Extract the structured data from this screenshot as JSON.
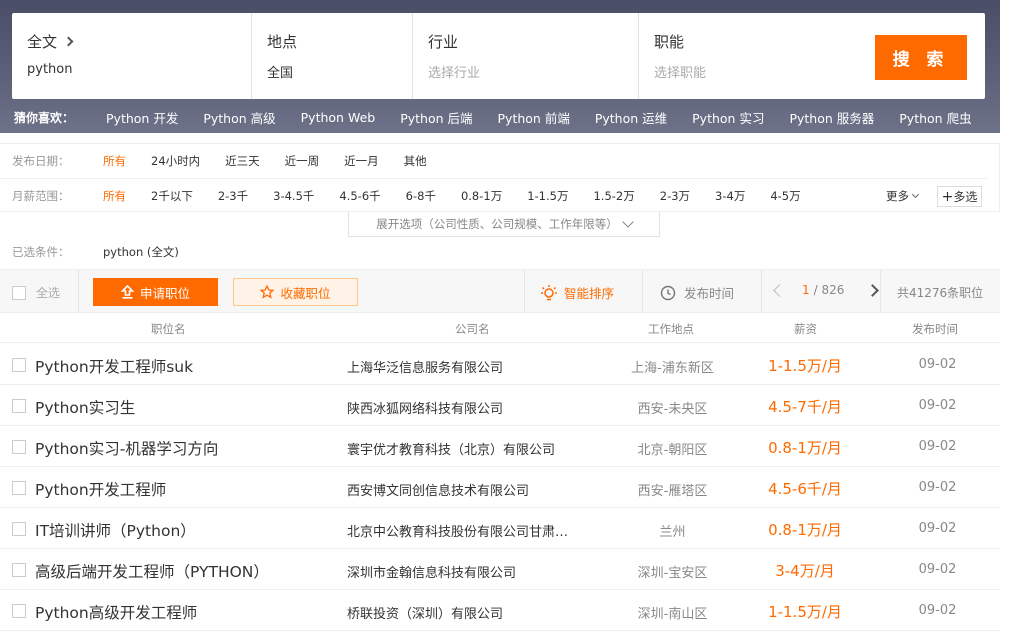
{
  "search": {
    "fulltext_label": "全文",
    "fulltext_value": "python",
    "location_label": "地点",
    "location_value": "全国",
    "industry_label": "行业",
    "industry_placeholder": "选择行业",
    "function_label": "职能",
    "function_placeholder": "选择职能",
    "search_button": "搜 索"
  },
  "guess": {
    "label": "猜你喜欢：",
    "items": [
      "Python 开发",
      "Python 高级",
      "Python Web",
      "Python 后端",
      "Python 前端",
      "Python 运维",
      "Python 实习",
      "Python 服务器",
      "Python 爬虫"
    ]
  },
  "filters": {
    "date_label": "发布日期：",
    "date_options": [
      "所有",
      "24小时内",
      "近三天",
      "近一周",
      "近一月",
      "其他"
    ],
    "salary_label": "月薪范围：",
    "salary_options": [
      "所有",
      "2千以下",
      "2-3千",
      "3-4.5千",
      "4.5-6千",
      "6-8千",
      "0.8-1万",
      "1-1.5万",
      "1.5-2万",
      "2-3万",
      "3-4万",
      "4-5万"
    ],
    "more": "更多",
    "multi": "多选",
    "expand": "展开选项（公司性质、公司规模、工作年限等）",
    "chosen_label": "已选条件：",
    "chosen_value": "python (全文)"
  },
  "toolbar": {
    "select_all": "全选",
    "apply": "申请职位",
    "favorite": "收藏职位",
    "smart_sort": "智能排序",
    "time_sort": "发布时间",
    "page_current": "1",
    "page_total": "/ 826",
    "total_count": "共41276条职位"
  },
  "table": {
    "headers": {
      "title": "职位名",
      "company": "公司名",
      "location": "工作地点",
      "salary": "薪资",
      "date": "发布时间"
    },
    "rows": [
      {
        "title": "Python开发工程师suk",
        "company": "上海华泛信息服务有限公司",
        "location": "上海-浦东新区",
        "salary": "1-1.5万/月",
        "date": "09-02"
      },
      {
        "title": "Python实习生",
        "company": "陕西冰狐网络科技有限公司",
        "location": "西安-未央区",
        "salary": "4.5-7千/月",
        "date": "09-02"
      },
      {
        "title": "Python实习-机器学习方向",
        "company": "寰宇优才教育科技（北京）有限公司",
        "location": "北京-朝阳区",
        "salary": "0.8-1万/月",
        "date": "09-02"
      },
      {
        "title": "Python开发工程师",
        "company": "西安博文同创信息技术有限公司",
        "location": "西安-雁塔区",
        "salary": "4.5-6千/月",
        "date": "09-02"
      },
      {
        "title": "IT培训讲师（Python）",
        "company": "北京中公教育科技股份有限公司甘肃…",
        "location": "兰州",
        "salary": "0.8-1万/月",
        "date": "09-02"
      },
      {
        "title": "高级后端开发工程师（PYTHON）",
        "company": "深圳市金翰信息科技有限公司",
        "location": "深圳-宝安区",
        "salary": "3-4万/月",
        "date": "09-02"
      },
      {
        "title": "Python高级开发工程师",
        "company": "桥联投资（深圳）有限公司",
        "location": "深圳-南山区",
        "salary": "1-1.5万/月",
        "date": "09-02"
      }
    ]
  },
  "colors": {
    "accent": "#ff6a00",
    "header_bg": "#5d6179"
  }
}
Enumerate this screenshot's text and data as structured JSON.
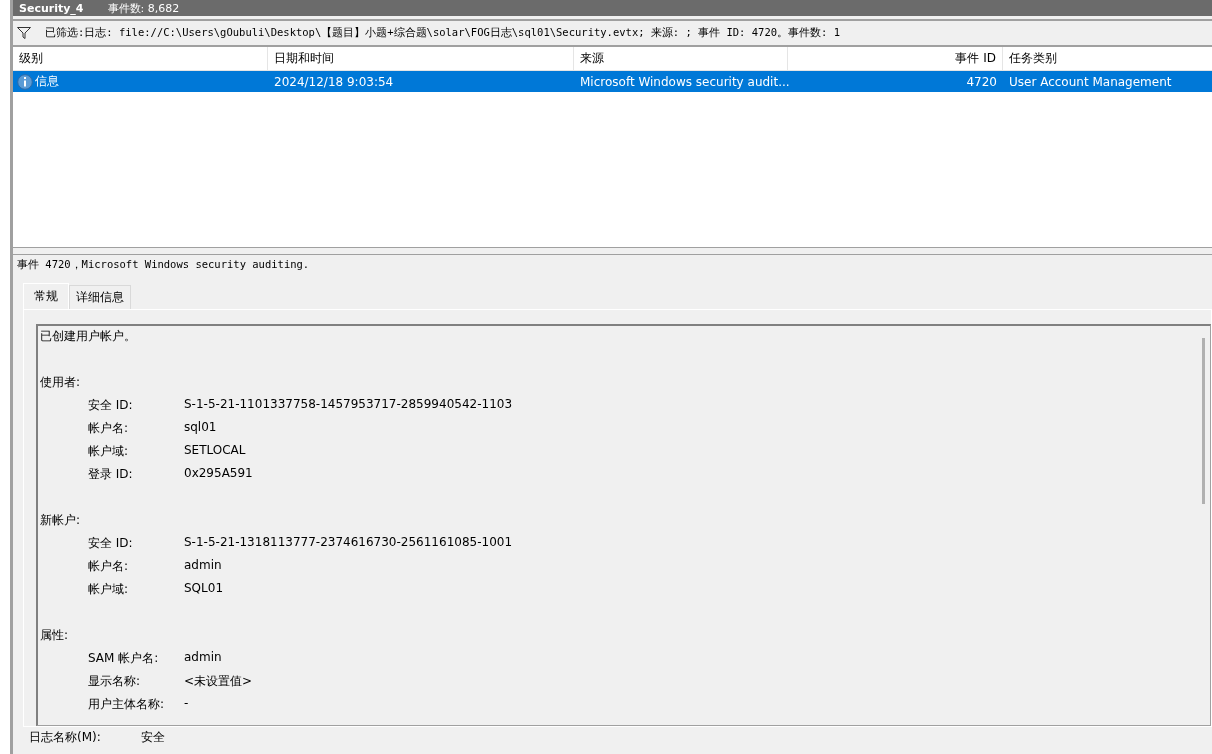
{
  "window": {
    "title": "Security_4",
    "event_count": "事件数: 8,682"
  },
  "filter": {
    "text": "已筛选:日志: file://C:\\Users\\gOubuli\\Desktop\\【题目】小题+综合题\\solar\\FOG日志\\sql01\\Security.evtx; 来源: ; 事件 ID: 4720。事件数: 1"
  },
  "table": {
    "columns": [
      "级别",
      "日期和时间",
      "来源",
      "事件 ID",
      "任务类别"
    ],
    "rows": [
      {
        "selected": true,
        "level": "信息",
        "date": "2024/12/18 9:03:54",
        "source": "Microsoft Windows security audit...",
        "event_id": "4720",
        "task": "User Account Management"
      }
    ]
  },
  "details": {
    "header": "事件 4720，Microsoft Windows security auditing.",
    "tabs": [
      {
        "label": "常规",
        "selected": true
      },
      {
        "label": "详细信息",
        "selected": false
      }
    ],
    "description": "已创建用户帐户。",
    "sections": [
      {
        "title": "使用者:",
        "fields": [
          {
            "label": "安全 ID:",
            "value": "S-1-5-21-1101337758-1457953717-2859940542-1103"
          },
          {
            "label": "帐户名:",
            "value": "sql01"
          },
          {
            "label": "帐户域:",
            "value": "SETLOCAL"
          },
          {
            "label": "登录 ID:",
            "value": "0x295A591"
          }
        ]
      },
      {
        "title": "新帐户:",
        "fields": [
          {
            "label": "安全 ID:",
            "value": "S-1-5-21-1318113777-2374616730-2561161085-1001"
          },
          {
            "label": "帐户名:",
            "value": "admin"
          },
          {
            "label": "帐户域:",
            "value": "SQL01"
          }
        ]
      },
      {
        "title": "属性:",
        "fields": [
          {
            "label": "SAM 帐户名:",
            "value": "admin"
          },
          {
            "label": "显示名称:",
            "value": "<未设置值>"
          },
          {
            "label": "用户主体名称:",
            "value": "-"
          }
        ]
      }
    ]
  },
  "footer": [
    {
      "label": "日志名称(M):",
      "value": "安全"
    }
  ]
}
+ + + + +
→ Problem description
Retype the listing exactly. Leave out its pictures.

→ Result of this exercise
Extract the structured data from this screenshot as JSON.
{
  "search": {
    "fulltext_label": "全文",
    "fulltext_value": "python",
    "location_label": "地点",
    "location_value": "全国",
    "industry_label": "行业",
    "industry_placeholder": "选择行业",
    "function_label": "职能",
    "function_placeholder": "选择职能",
    "search_button": "搜 索"
  },
  "guess": {
    "label": "猜你喜欢：",
    "items": [
      "Python 开发",
      "Python 高级",
      "Python Web",
      "Python 后端",
      "Python 前端",
      "Python 运维",
      "Python 实习",
      "Python 服务器",
      "Python 爬虫"
    ]
  },
  "filters": {
    "date_label": "发布日期：",
    "date_options": [
      "所有",
      "24小时内",
      "近三天",
      "近一周",
      "近一月",
      "其他"
    ],
    "salary_label": "月薪范围：",
    "salary_options": [
      "所有",
      "2千以下",
      "2-3千",
      "3-4.5千",
      "4.5-6千",
      "6-8千",
      "0.8-1万",
      "1-1.5万",
      "1.5-2万",
      "2-3万",
      "3-4万",
      "4-5万"
    ],
    "more": "更多",
    "multi": "多选",
    "expand": "展开选项（公司性质、公司规模、工作年限等）",
    "chosen_label": "已选条件：",
    "chosen_value": "python (全文)"
  },
  "toolbar": {
    "select_all": "全选",
    "apply": "申请职位",
    "favorite": "收藏职位",
    "smart_sort": "智能排序",
    "time_sort": "发布时间",
    "page_current": "1",
    "page_total": "/ 826",
    "total_count": "共41276条职位"
  },
  "table": {
    "headers": {
      "title": "职位名",
      "company": "公司名",
      "location": "工作地点",
      "salary": "薪资",
      "date": "发布时间"
    },
    "rows": [
      {
        "title": "Python开发工程师suk",
        "company": "上海华泛信息服务有限公司",
        "location": "上海-浦东新区",
        "salary": "1-1.5万/月",
        "date": "09-02"
      },
      {
        "title": "Python实习生",
        "company": "陕西冰狐网络科技有限公司",
        "location": "西安-未央区",
        "salary": "4.5-7千/月",
        "date": "09-02"
      },
      {
        "title": "Python实习-机器学习方向",
        "company": "寰宇优才教育科技（北京）有限公司",
        "location": "北京-朝阳区",
        "salary": "0.8-1万/月",
        "date": "09-02"
      },
      {
        "title": "Python开发工程师",
        "company": "西安博文同创信息技术有限公司",
        "location": "西安-雁塔区",
        "salary": "4.5-6千/月",
        "date": "09-02"
      },
      {
        "title": "IT培训讲师（Python）",
        "company": "北京中公教育科技股份有限公司甘肃…",
        "location": "兰州",
        "salary": "0.8-1万/月",
        "date": "09-02"
      },
      {
        "title": "高级后端开发工程师（PYTHON）",
        "company": "深圳市金翰信息科技有限公司",
        "location": "深圳-宝安区",
        "salary": "3-4万/月",
        "date": "09-02"
      },
      {
        "title": "Python高级开发工程师",
        "company": "桥联投资（深圳）有限公司",
        "location": "深圳-南山区",
        "salary": "1-1.5万/月",
        "date": "09-02"
      }
    ]
  },
  "colors": {
    "accent": "#ff6a00",
    "header_bg": "#5d6179"
  }
}
Enumerate this screenshot's text and data as structured JSON.
{
  "window": {
    "title": "Security_4",
    "event_count": "事件数: 8,682"
  },
  "filter": {
    "text": "已筛选:日志: file://C:\\Users\\gOubuli\\Desktop\\【题目】小题+综合题\\solar\\FOG日志\\sql01\\Security.evtx; 来源: ; 事件 ID: 4720。事件数: 1"
  },
  "table": {
    "columns": [
      "级别",
      "日期和时间",
      "来源",
      "事件 ID",
      "任务类别"
    ],
    "rows": [
      {
        "selected": true,
        "level": "信息",
        "date": "2024/12/18 9:03:54",
        "source": "Microsoft Windows security audit...",
        "event_id": "4720",
        "task": "User Account Management"
      }
    ]
  },
  "details": {
    "header": "事件 4720，Microsoft Windows security auditing.",
    "tabs": [
      {
        "label": "常规",
        "selected": true
      },
      {
        "label": "详细信息",
        "selected": false
      }
    ],
    "description": "已创建用户帐户。",
    "sections": [
      {
        "title": "使用者:",
        "fields": [
          {
            "label": "安全 ID:",
            "value": "S-1-5-21-1101337758-1457953717-2859940542-1103"
          },
          {
            "label": "帐户名:",
            "value": "sql01"
          },
          {
            "label": "帐户域:",
            "value": "SETLOCAL"
          },
          {
            "label": "登录 ID:",
            "value": "0x295A591"
          }
        ]
      },
      {
        "title": "新帐户:",
        "fields": [
          {
            "label": "安全 ID:",
            "value": "S-1-5-21-1318113777-2374616730-2561161085-1001"
          },
          {
            "label": "帐户名:",
            "value": "admin"
          },
          {
            "label": "帐户域:",
            "value": "SQL01"
          }
        ]
      },
      {
        "title": "属性:",
        "fields": [
          {
            "label": "SAM 帐户名:",
            "value": "admin"
          },
          {
            "label": "显示名称:",
            "value": "<未设置值>"
          },
          {
            "label": "用户主体名称:",
            "value": "-"
          }
        ]
      }
    ]
  },
  "footer": [
    {
      "label": "日志名称(M):",
      "value": "安全"
    }
  ]
}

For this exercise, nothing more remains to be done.